  4. ^ Medallero Archived 2011-06-06 at the Wayback Machine. CONSUDATLE. Retrieved on 2011-06-11.
  5. ^ Lluvia de récords en Buenos Aires 2011 Archived 2013-03-19 at the Wayback Machine ‹See Tfd›(in Spanish). CONSUDATLE. Retrieved on 2011-06-11.
  6. ^ Biscayart, Eduardo (2011-06-02). Murer vaults to world season leading 4.70m in Buenos Aires - South American Championships Day 1. IAAF. Retrieved on 2011-06-05.

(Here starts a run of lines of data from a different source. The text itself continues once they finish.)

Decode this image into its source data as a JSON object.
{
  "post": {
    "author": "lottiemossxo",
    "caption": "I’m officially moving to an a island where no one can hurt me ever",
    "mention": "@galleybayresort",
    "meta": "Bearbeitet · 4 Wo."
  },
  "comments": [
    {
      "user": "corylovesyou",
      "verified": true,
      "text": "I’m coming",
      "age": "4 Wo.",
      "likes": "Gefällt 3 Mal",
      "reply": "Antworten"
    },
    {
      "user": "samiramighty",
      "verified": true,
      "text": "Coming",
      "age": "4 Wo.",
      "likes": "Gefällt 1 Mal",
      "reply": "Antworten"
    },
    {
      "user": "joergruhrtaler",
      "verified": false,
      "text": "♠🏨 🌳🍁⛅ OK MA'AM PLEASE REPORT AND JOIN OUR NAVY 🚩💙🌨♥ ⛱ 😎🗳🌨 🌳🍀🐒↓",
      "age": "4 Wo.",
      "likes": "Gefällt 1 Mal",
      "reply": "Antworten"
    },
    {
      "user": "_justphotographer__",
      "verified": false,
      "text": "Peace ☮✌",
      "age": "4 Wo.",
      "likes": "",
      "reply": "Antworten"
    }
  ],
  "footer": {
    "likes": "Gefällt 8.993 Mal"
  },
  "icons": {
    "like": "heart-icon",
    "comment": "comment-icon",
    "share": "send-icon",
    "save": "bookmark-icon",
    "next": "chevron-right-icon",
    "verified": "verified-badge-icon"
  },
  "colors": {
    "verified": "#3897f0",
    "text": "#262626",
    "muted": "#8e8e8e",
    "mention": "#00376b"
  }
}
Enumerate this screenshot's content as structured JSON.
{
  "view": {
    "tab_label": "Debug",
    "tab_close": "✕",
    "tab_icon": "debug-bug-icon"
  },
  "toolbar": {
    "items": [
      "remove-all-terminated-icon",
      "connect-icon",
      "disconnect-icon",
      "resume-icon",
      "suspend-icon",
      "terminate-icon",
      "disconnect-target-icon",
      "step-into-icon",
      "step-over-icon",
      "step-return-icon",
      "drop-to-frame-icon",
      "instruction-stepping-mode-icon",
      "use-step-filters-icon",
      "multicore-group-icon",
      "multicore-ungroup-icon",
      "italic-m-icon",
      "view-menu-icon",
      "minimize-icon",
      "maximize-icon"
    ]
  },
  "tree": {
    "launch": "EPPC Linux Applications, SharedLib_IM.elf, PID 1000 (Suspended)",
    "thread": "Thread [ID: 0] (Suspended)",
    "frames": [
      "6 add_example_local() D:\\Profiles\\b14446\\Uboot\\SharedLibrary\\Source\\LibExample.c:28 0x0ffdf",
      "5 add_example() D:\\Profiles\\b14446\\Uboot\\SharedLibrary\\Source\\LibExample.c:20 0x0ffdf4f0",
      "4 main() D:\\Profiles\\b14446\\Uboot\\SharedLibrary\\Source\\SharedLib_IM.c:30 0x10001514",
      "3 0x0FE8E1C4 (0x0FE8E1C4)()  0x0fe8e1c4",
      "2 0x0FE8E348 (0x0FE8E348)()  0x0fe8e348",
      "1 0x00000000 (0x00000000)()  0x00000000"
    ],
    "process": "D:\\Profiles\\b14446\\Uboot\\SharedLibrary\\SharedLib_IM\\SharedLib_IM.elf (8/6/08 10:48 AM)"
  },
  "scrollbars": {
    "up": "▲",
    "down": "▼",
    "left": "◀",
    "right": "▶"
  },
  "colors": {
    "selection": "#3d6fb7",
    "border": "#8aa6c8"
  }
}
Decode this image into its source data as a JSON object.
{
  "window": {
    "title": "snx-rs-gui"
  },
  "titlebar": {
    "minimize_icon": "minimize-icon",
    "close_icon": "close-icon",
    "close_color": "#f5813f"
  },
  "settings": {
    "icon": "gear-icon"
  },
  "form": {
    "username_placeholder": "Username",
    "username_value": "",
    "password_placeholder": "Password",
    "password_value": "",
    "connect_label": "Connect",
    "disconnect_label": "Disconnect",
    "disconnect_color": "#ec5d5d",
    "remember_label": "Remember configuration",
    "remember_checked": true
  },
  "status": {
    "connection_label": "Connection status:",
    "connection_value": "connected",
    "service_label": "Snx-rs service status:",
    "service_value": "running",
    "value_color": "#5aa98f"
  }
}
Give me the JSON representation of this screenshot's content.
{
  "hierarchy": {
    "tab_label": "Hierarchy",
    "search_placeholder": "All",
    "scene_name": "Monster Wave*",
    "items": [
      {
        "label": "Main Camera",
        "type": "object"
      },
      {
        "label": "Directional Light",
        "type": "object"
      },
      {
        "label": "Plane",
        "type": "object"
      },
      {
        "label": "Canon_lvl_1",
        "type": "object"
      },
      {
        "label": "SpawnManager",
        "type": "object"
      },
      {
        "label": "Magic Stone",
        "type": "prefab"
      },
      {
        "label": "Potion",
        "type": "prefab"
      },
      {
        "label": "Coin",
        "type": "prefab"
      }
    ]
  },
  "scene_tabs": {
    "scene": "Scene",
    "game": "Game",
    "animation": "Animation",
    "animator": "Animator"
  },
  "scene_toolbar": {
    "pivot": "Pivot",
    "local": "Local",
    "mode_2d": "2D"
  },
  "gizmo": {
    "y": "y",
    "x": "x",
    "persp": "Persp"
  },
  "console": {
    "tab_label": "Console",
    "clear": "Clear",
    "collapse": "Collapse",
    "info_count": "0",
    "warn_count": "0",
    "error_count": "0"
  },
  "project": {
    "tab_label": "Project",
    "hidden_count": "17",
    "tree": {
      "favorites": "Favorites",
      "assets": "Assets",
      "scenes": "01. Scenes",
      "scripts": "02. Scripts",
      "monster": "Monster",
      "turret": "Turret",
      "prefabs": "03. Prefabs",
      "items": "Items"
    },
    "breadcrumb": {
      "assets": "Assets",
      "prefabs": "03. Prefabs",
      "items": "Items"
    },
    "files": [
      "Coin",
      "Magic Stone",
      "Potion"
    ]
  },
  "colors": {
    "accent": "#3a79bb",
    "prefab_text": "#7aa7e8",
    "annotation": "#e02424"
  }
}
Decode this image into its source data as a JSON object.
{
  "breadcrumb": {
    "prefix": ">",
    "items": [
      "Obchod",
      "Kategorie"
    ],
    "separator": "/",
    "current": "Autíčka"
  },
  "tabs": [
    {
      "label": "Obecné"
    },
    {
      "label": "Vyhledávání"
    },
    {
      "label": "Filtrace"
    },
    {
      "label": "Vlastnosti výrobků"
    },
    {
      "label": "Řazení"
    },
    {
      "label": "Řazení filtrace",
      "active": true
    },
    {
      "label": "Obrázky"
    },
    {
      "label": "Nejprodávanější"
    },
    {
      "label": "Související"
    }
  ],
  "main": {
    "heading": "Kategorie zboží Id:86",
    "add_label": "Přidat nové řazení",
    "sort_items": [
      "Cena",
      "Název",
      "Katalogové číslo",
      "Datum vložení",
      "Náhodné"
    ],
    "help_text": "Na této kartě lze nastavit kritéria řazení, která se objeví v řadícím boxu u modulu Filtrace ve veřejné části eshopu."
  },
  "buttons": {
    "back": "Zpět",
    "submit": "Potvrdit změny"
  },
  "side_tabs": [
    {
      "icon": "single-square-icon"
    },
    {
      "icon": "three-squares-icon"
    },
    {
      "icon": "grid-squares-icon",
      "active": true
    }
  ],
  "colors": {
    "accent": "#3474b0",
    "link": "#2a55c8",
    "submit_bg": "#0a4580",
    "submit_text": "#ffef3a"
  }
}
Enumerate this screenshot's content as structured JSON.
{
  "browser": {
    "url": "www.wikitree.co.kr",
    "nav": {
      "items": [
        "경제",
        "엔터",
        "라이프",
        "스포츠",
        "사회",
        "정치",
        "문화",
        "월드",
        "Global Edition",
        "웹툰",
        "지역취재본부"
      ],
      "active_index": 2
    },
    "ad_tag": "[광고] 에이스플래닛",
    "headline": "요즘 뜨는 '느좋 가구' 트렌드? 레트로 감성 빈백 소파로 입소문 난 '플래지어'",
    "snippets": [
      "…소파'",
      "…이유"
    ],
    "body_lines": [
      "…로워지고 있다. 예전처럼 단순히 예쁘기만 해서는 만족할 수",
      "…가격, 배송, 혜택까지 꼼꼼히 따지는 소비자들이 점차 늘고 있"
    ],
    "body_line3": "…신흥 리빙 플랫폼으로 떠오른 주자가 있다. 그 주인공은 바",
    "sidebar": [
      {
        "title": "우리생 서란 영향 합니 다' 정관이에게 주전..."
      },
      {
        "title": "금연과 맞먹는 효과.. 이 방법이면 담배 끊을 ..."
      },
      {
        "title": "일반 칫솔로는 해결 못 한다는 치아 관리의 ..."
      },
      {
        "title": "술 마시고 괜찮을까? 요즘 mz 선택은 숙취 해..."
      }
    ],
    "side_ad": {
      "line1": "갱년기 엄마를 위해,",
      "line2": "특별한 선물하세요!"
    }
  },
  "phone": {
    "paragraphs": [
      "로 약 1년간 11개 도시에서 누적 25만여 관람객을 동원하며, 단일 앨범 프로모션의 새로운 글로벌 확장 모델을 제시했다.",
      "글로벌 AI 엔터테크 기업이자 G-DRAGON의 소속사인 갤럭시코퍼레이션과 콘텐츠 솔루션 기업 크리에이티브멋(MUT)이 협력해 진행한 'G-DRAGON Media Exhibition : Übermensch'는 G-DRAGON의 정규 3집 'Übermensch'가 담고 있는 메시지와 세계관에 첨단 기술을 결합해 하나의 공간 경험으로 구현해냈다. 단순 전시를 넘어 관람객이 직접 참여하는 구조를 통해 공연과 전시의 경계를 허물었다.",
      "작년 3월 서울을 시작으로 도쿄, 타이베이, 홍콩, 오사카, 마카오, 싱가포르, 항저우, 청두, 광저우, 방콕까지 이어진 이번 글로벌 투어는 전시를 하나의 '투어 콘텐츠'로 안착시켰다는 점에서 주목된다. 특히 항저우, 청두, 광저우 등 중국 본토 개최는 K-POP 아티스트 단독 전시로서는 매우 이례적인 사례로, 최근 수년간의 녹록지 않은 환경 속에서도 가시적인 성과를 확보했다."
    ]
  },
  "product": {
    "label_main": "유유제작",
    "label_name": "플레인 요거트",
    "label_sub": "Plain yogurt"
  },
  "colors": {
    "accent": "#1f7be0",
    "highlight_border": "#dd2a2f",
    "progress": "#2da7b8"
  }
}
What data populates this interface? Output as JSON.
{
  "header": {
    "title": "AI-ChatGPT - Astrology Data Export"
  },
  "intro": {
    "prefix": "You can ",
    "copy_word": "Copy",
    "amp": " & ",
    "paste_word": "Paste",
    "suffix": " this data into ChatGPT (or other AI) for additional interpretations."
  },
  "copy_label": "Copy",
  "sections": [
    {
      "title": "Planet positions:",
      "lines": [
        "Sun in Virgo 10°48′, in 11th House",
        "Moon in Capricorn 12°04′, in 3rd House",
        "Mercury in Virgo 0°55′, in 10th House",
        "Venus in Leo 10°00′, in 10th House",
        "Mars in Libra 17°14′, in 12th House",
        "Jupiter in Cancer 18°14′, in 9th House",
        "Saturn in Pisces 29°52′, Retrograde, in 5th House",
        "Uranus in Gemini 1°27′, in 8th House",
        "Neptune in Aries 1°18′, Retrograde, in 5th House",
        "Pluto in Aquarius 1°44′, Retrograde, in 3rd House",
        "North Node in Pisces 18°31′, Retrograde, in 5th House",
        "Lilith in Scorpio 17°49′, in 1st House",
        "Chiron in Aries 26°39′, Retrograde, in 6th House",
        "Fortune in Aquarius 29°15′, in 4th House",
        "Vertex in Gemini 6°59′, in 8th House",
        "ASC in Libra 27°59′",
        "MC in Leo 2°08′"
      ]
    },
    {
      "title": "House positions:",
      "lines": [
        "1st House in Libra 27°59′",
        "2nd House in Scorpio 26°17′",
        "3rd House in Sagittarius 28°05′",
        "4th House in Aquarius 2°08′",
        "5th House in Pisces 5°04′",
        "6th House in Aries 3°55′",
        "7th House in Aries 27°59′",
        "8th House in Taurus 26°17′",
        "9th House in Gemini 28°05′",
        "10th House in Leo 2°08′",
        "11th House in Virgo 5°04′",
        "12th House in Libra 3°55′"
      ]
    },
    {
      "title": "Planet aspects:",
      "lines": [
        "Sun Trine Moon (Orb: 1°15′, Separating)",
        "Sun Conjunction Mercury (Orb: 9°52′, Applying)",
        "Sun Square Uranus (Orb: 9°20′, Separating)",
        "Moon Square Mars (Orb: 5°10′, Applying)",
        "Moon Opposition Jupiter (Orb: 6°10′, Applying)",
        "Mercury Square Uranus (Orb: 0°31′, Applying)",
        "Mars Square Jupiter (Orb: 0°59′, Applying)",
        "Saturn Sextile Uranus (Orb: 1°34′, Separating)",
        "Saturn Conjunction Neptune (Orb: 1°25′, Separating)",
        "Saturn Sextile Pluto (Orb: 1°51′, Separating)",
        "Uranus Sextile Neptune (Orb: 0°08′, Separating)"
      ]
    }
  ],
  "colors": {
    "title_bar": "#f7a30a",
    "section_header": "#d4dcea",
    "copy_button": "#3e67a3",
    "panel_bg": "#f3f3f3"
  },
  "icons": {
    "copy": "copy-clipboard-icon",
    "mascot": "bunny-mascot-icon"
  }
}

  7. ^ Biscayart, Eduardo (2011-06-04). Cerra wins ninth Hammer Throw title in Buenos Aires – South American Champs Day 2. IAAF. Retrieved on 2011-06-05.
  8. ^ Biscayart, Eduardo (2011-06-05). Windy 14.59m Triple Jump for Ibargüen in Buenos Aires – South American Champs, Day 3. IAAF. Retrieved on 2011-06-05.
  9. ^ Biscayart, Eduardo (2011-06-06). Brazil retains South American title in Buenos Aires – Final Day. IAAF. Retrieved on 2011-06-06.
Day reports

External linksEdit